Japan boosts transition to offshore wind power

With the financing in place for Japan’s first large-scale commercial wind farm project, the country is looking to follow in the footsteps of Taiwan and accelerate its transition to renewable energy sources.

The world’s third largest economy is aiming to boost the renewables share of its energy mix from 16% to 24% by 2030, with hydropower contributing 9.2%, solar 7%, biomass 4.6%, wind 1.7%, and geothermal 1.1%.

Marubeni Corporation, through a special purpose company called Akita Offshore Wind Corporation, has decided to implement the construction, operation and maintenance of offshore wind farms at the Akita and Noshiro ports in Akita prefecture.

The 100-billion-yen (US$894.40 million) project will create about 140 megawatts of electric power to be sold to Tohoku Electric Power over 20 years under a power purchase agreement based on the feed-in-tariff programme. The project is expected to commence commercial operations in 2022, with the base for operations and maintenance at the Noshiro port.

“This is an important project as it can serve as a template in the development of the sector going forward,” says Daniel Mallo, managing director and head of natural resources and infrastructure for Asia-Pacific at Societe Generale CIB, which acted as a senior lender in the transaction. “The project also demonstrates the spread of offshore wind farming is beginning to happen across the region.”

The loan agreements for the project were concluded on February 3, and the funding was provided by multiple domestic and foreign financial institutions, with MUFG Bank, Mizuho Bank, and Sumitomo Mitsui Banking acting as joint mandated lead arrangers.

In addition to Marubeni, the project sponsors include Obayashi Corporation, Tohoku Sustainable & Renewable Energy , Cosmo Eco Power, Kansai Electric Power , Chubu Electric Power , Akita Bank, Ohmori Company, Sawakigumi Corporation, Kyowa Oil , Katokensetsu Company, Kanpu Company and Sankyo Company.

Japan, unlike some other countries, is constrained in its ability to substantially scale up onshore wind farm and solar projects because it has a high population density and its topography is not conducive to building these projects.

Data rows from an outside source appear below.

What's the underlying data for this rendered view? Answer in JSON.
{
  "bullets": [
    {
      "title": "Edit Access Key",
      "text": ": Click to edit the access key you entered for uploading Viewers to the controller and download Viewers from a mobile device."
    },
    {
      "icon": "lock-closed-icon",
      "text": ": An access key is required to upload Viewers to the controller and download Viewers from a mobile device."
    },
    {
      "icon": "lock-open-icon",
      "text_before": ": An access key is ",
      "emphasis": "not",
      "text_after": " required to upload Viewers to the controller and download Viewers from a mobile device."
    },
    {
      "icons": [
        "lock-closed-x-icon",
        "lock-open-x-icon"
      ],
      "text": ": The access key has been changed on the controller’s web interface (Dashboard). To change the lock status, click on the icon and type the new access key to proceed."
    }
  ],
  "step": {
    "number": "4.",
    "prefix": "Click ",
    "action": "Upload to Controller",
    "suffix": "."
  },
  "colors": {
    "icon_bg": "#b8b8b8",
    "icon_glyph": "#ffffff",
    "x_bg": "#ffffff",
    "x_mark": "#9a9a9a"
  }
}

“So, for Japan to accelerate its energy transition to renewables, which was initially driven through solar farm projects, offshore is a good way to go,” Mallo points out. However, while Japan is land-constrained, it has a lot of coastline, which allows offshore wind farm projects to be significantly bigger than those that can be built onshore.

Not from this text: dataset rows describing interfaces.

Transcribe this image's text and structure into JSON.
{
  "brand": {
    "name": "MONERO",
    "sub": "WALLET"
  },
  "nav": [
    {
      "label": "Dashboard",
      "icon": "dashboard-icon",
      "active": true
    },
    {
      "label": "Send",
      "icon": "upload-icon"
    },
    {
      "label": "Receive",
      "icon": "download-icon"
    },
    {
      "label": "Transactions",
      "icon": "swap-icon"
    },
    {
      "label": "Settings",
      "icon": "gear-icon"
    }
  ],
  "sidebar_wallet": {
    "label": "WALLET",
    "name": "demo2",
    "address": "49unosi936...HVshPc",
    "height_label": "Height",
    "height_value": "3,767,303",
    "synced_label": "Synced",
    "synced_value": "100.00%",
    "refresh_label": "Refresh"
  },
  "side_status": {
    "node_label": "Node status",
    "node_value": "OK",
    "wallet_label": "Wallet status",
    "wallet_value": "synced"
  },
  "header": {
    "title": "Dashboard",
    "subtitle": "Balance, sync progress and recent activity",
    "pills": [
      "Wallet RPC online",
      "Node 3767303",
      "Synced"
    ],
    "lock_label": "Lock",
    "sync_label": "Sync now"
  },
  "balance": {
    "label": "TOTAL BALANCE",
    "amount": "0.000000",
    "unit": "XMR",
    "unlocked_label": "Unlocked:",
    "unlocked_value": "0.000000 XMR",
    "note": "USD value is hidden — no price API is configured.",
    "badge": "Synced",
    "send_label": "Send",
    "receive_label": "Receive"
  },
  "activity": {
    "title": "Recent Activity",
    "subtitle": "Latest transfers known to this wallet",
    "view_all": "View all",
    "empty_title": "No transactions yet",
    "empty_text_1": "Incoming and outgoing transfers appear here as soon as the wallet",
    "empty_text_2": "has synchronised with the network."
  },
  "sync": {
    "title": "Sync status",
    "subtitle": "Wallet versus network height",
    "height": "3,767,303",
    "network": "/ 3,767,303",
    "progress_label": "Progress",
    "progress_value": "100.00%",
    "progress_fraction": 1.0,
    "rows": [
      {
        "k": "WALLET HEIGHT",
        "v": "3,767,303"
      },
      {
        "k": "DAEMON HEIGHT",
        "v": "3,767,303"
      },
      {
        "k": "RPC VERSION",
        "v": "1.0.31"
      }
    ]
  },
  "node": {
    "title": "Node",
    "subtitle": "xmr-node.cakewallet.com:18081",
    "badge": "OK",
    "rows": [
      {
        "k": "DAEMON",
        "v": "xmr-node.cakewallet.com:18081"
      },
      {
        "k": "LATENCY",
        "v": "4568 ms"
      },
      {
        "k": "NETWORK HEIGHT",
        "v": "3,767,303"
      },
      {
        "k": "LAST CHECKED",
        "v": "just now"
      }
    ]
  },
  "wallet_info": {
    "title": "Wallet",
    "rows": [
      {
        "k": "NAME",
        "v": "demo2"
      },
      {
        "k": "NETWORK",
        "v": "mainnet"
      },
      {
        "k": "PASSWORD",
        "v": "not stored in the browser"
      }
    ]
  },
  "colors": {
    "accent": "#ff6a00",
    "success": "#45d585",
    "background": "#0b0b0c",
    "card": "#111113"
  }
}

Mallo says the long-term potential for offshore wind farm development in Japan is much greater than in Taiwan, which is aiming to install 5.5 gigawatts of offshore wind farm capacity by 2025. Japan has a lot of strong domestic sponsors, who are active investors in the energy and power sector. Marubeni, for instance, is an active investor in offshore wind farming in Europe, and already has a lot of project expertise. In addition, a large amount of domestic capital is available to fund offshore wind farm projects.

While the Marubeni project involves only Japanese sponsors, foreign sponsors are highly interested in the project due to its huge potential and the fact that Japan is an attractive and highly-rated investment space. “Similar to the Taiwan story, these foreign sponsors are looking for new growth markets and that’s what will draw them to Japan as well,” notes Mallo.

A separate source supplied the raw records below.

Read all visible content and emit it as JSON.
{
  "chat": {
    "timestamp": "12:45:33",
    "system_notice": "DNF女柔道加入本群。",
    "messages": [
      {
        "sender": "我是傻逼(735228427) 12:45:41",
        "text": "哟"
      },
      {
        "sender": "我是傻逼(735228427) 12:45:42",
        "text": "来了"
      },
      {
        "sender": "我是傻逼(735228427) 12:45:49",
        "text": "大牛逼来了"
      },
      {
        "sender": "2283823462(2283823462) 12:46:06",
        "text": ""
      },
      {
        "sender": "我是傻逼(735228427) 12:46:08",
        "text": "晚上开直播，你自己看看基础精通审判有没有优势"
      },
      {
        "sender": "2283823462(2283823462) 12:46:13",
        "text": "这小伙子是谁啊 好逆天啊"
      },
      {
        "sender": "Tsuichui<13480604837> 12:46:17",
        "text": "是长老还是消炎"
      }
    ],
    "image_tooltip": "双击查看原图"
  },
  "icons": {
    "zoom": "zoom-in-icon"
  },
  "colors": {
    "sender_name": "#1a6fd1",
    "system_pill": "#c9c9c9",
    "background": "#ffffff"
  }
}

Going forward, the next frontier for the Japanese wind farm sector will be floating wind farms as Japan is surrounded by deep seabeds. And, according to Mallo, there is interest among investors in Japan to sponsor such projects.

Japanese authorities have also made a strong push to develop the offshore wind farm power sector by addressing regulatory issues, such as the terms of concessions. A bill passed in November 2018 allows a maximum occupancy period of 30 years for offshore wind farms in the so-called promotion zone. This was a welcome development from the short-term occupancy rights previously granted by local prefectures.

The government is also offering a relatively generous feed-in tariff to kickstart the industry and attract initial investors, although it is expected that the tariff – similar to the one given to the solar power sector – will decline over time as the industry grows and achieves economies of scale.

This year, Japan is also launching a competitive tender for offshore wind farming to generate more investor interest.